Tata Sons on Monday said it has filed an affidavit in the London Commercial Court against the enforcement of the arbitration award in favour of Japan’s NTTDoCoMo.

“Tata Sons’ position is that it is not permitted to pay the sum claimed by DoCoMo pursuant to the award, since regulatory approval by India’s central bank, the Reserve Bank of India ... has been denied,” the company said in a statement. In the absence of such approval, enforcement of the award would be “unlawful under applicable Indian law and contrary to public policy.”

Meanwhile, sources close to the Tata Group said that the company has told the Delhi High Court in a separate affidavit filed last week that according to UN provisions a country’s policy should take precedence over the arbitral tribunal award, and hence the group cannot be forced to pay $1.17 billion as compensation to DoCoMo. Indian laws do not permit share buybacks at premiums or direct payment of compensation to foreign companies.

Tata Sons has invoked the United Nations Convention on the Recognition and Enforcement of Foreign Arbitral Awards in the matter, sources added. The Mumbai-based salt-to-software group has pointed out how the Reserve Bank of India (RBI) denied it permission to remit the compensation money directly to DoCoMo on July 25.
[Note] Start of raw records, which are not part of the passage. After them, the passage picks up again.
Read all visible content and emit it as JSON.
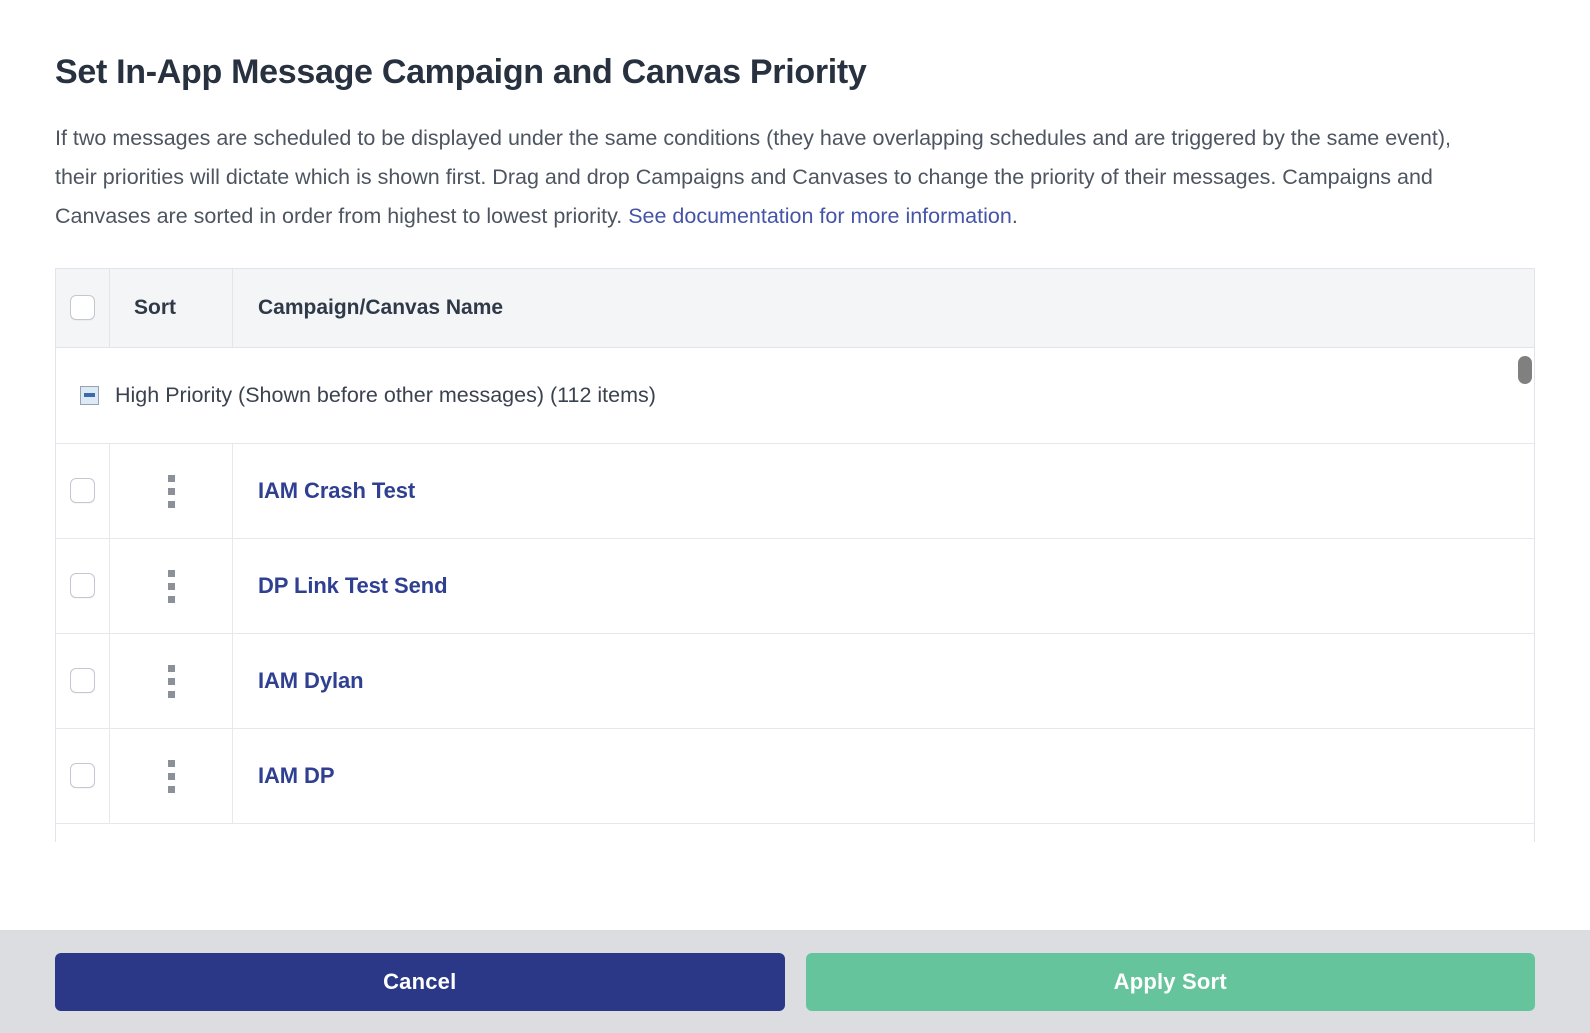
{
  "dialog": {
    "title": "Set In-App Message Campaign and Canvas Priority",
    "description_before_link": "If two messages are scheduled to be displayed under the same conditions (they have overlapping schedules and are triggered by the same event), their priorities will dictate which is shown first. Drag and drop Campaigns and Canvases to change the priority of their messages. Campaigns and Canvases are sorted in order from highest to lowest priority. ",
    "link_text": "See documentation for more information",
    "description_after_link": "."
  },
  "table": {
    "headers": {
      "select_all": "",
      "sort": "Sort",
      "name": "Campaign/Canvas Name"
    },
    "group": {
      "label": "High Priority (Shown before other messages) (112 items)",
      "expanded": true,
      "toggle_icon": "collapse-minus-icon"
    },
    "rows": [
      {
        "name": "IAM Crash Test"
      },
      {
        "name": "DP Link Test Send"
      },
      {
        "name": "IAM Dylan"
      },
      {
        "name": "IAM DP"
      }
    ]
  },
  "footer": {
    "cancel_label": "Cancel",
    "apply_label": "Apply Sort"
  },
  "colors": {
    "link": "#4654a8",
    "row_link": "#2f3f91",
    "cancel_button": "#2a3887",
    "apply_button": "#65c49c",
    "footer_background": "#dcdde1",
    "table_header_background": "#f4f5f7"
  }
}
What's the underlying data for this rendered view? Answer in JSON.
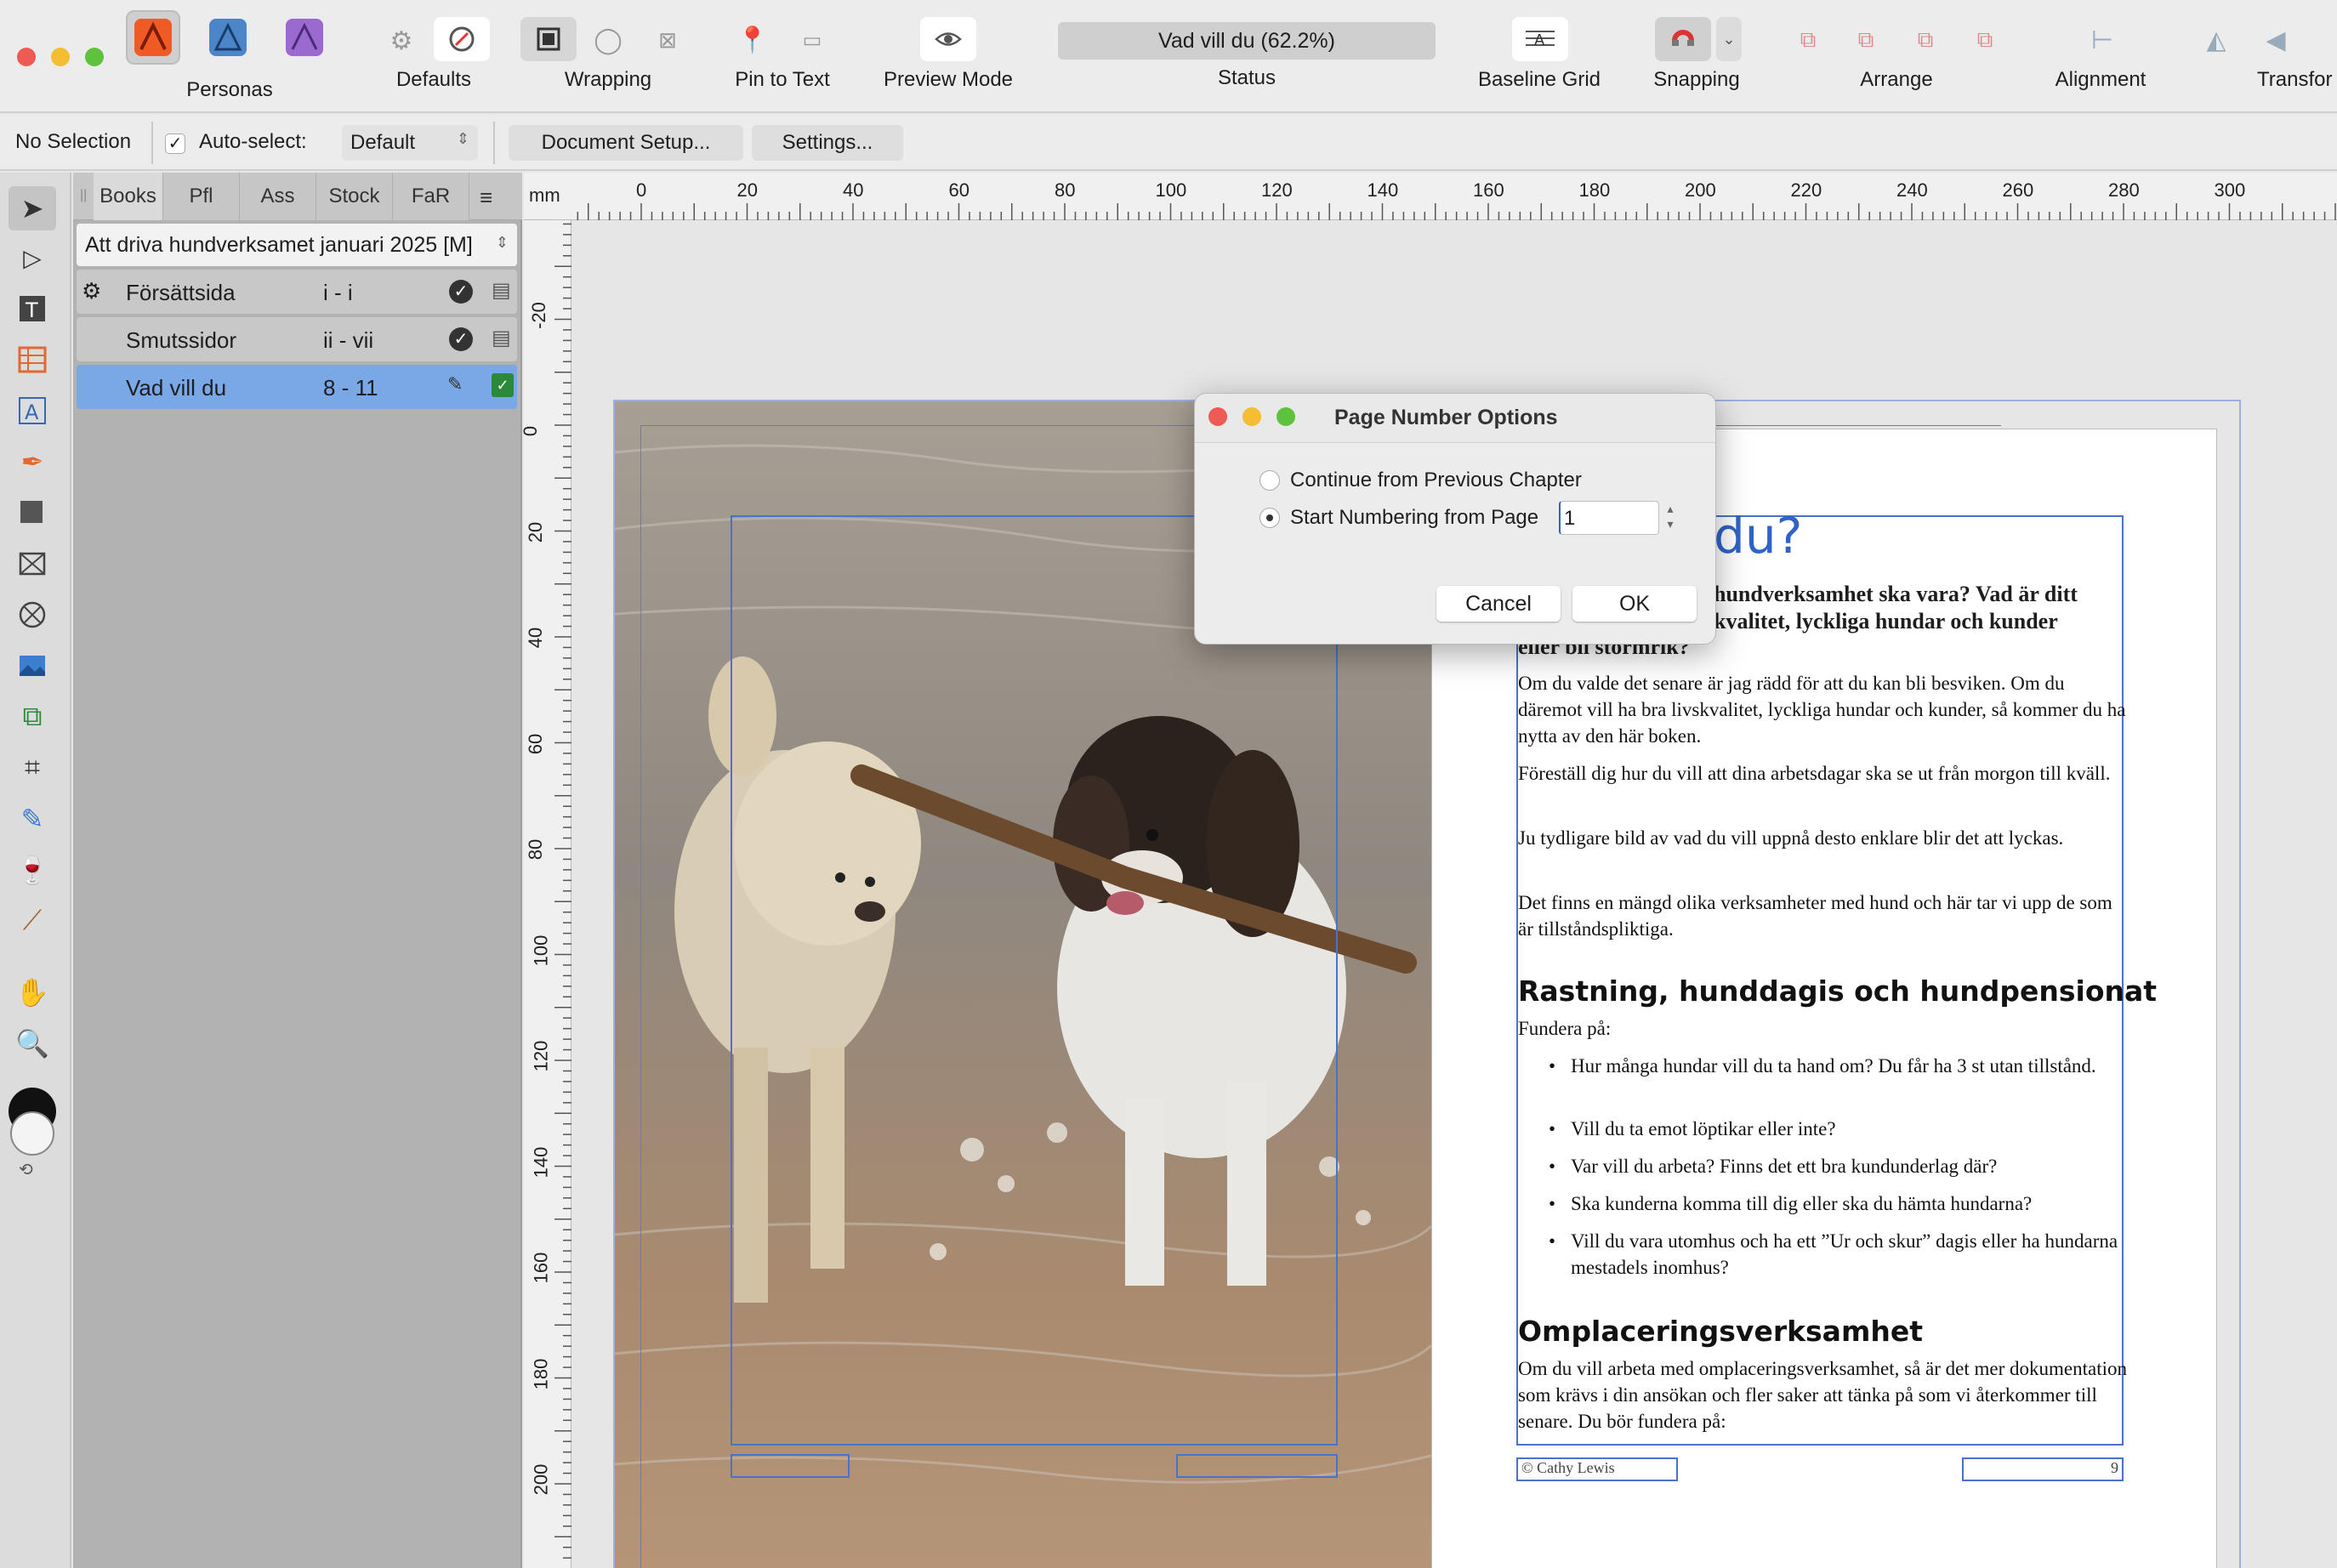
{
  "toolbar": {
    "personas_label": "Personas",
    "defaults_label": "Defaults",
    "wrapping_label": "Wrapping",
    "pin_label": "Pin to Text",
    "preview_label": "Preview Mode",
    "status_value": "Vad vill du (62.2%)",
    "status_label": "Status",
    "baseline_label": "Baseline Grid",
    "snapping_label": "Snapping",
    "arrange_label": "Arrange",
    "alignment_label": "Alignment",
    "transform_label": "Transfor"
  },
  "context": {
    "selection": "No Selection",
    "autoselect_label": "Auto-select:",
    "autoselect_value": "Default",
    "document_setup": "Document Setup...",
    "settings": "Settings..."
  },
  "panel": {
    "tabs": [
      "Books",
      "Pfl",
      "Ass",
      "Stock",
      "FaR"
    ],
    "book_name": "Att driva hundverksamet januari 2025 [M]",
    "chapters": [
      {
        "name": "Försättsida",
        "pages": "i - i"
      },
      {
        "name": "Smutssidor",
        "pages": "ii - vii"
      },
      {
        "name": "Vad vill du",
        "pages": "8 - 11"
      }
    ]
  },
  "ruler": {
    "unit": "mm",
    "top_ticks": [
      "0",
      "20",
      "40",
      "60",
      "80",
      "100",
      "120",
      "140",
      "160",
      "180",
      "200",
      "220",
      "240",
      "260",
      "280",
      "300"
    ],
    "left_ticks": [
      "-20",
      "0",
      "20",
      "40",
      "60",
      "80",
      "100",
      "120",
      "140",
      "160",
      "180",
      "200"
    ]
  },
  "dialog": {
    "title": "Page Number Options",
    "option1": "Continue from Previous Chapter",
    "option2": "Start Numbering from Page",
    "start_value": "1",
    "cancel": "Cancel",
    "ok": "OK"
  },
  "page": {
    "title_fragment": "du?",
    "intro_line1": "hundverksamhet ska vara? Vad är ditt",
    "intro_line2": "kvalitet, lyckliga hundar och kunder",
    "intro_line3": "eller bli stormrik?",
    "p1": "Om du valde det senare är jag rädd för att du kan bli besviken. Om du däremot vill ha bra livskvalitet, lyckliga hundar och kunder, så kommer du ha nytta av den här boken.",
    "p2": "Föreställ dig hur du vill att dina arbetsdagar ska se ut från morgon till kväll.",
    "p3": "Ju tydligare bild av vad du vill uppnå desto enklare blir det att lyckas.",
    "p4": "Det finns en mängd olika verksamheter med hund och här tar vi upp de som är tillståndspliktiga.",
    "h1": "Rastning, hunddagis och hundpensionat",
    "fundera": "Fundera på:",
    "bullets": [
      "Hur många hundar vill du ta hand om? Du får ha 3 st utan tillstånd.",
      "Vill du ta emot löptikar eller inte?",
      "Var vill du arbeta? Finns det ett bra kundunderlag där?",
      "Ska kunderna komma till dig eller ska du hämta hundarna?",
      "Vill du vara utomhus och ha ett ”Ur och skur” dagis eller ha hundarna mestadels inomhus?"
    ],
    "h2": "Omplaceringsverksamhet",
    "p5": "Om du vill arbeta med omplaceringsverksamhet, så är det mer dokumentation som krävs i din ansökan och fler saker att tänka på som vi återkommer till senare. Du bör fundera på:",
    "footer_left": "© Cathy Lewis",
    "footer_right": "9"
  },
  "colors": {
    "accent": "#2f63c8",
    "selection": "#7aa7e6",
    "frame": "#4a72c8"
  }
}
According to a 2009 agreement that saw DoCoMo take a 26.5% stake in Tata Teleservices (TTSL), the Japanese company had the option of exiting the partnership if TTSL failed to meet certain financial targets, in return for a minimum 50% of its original investment. When DoCoMo chose to exercise this option in March 2014, it sought ₹58 per share, or ₹7,200 crore from the Tatas. But the RBI ruled that the option was not valid and payment would have to be at a fair market value. So the Tatas offered DoCoMo ₹23.34 a share. This led to an arbitration between the two. DoCoMo moved the London court in January 2015, and the Tatas were ordered to pay $1.17 billion. DoCoMo filed an enforcement proceeding before the Delhi High Court again in July 2016.

The Tata Group is likely to have invoked the same provision while filing the affidavit in the London court on Monday.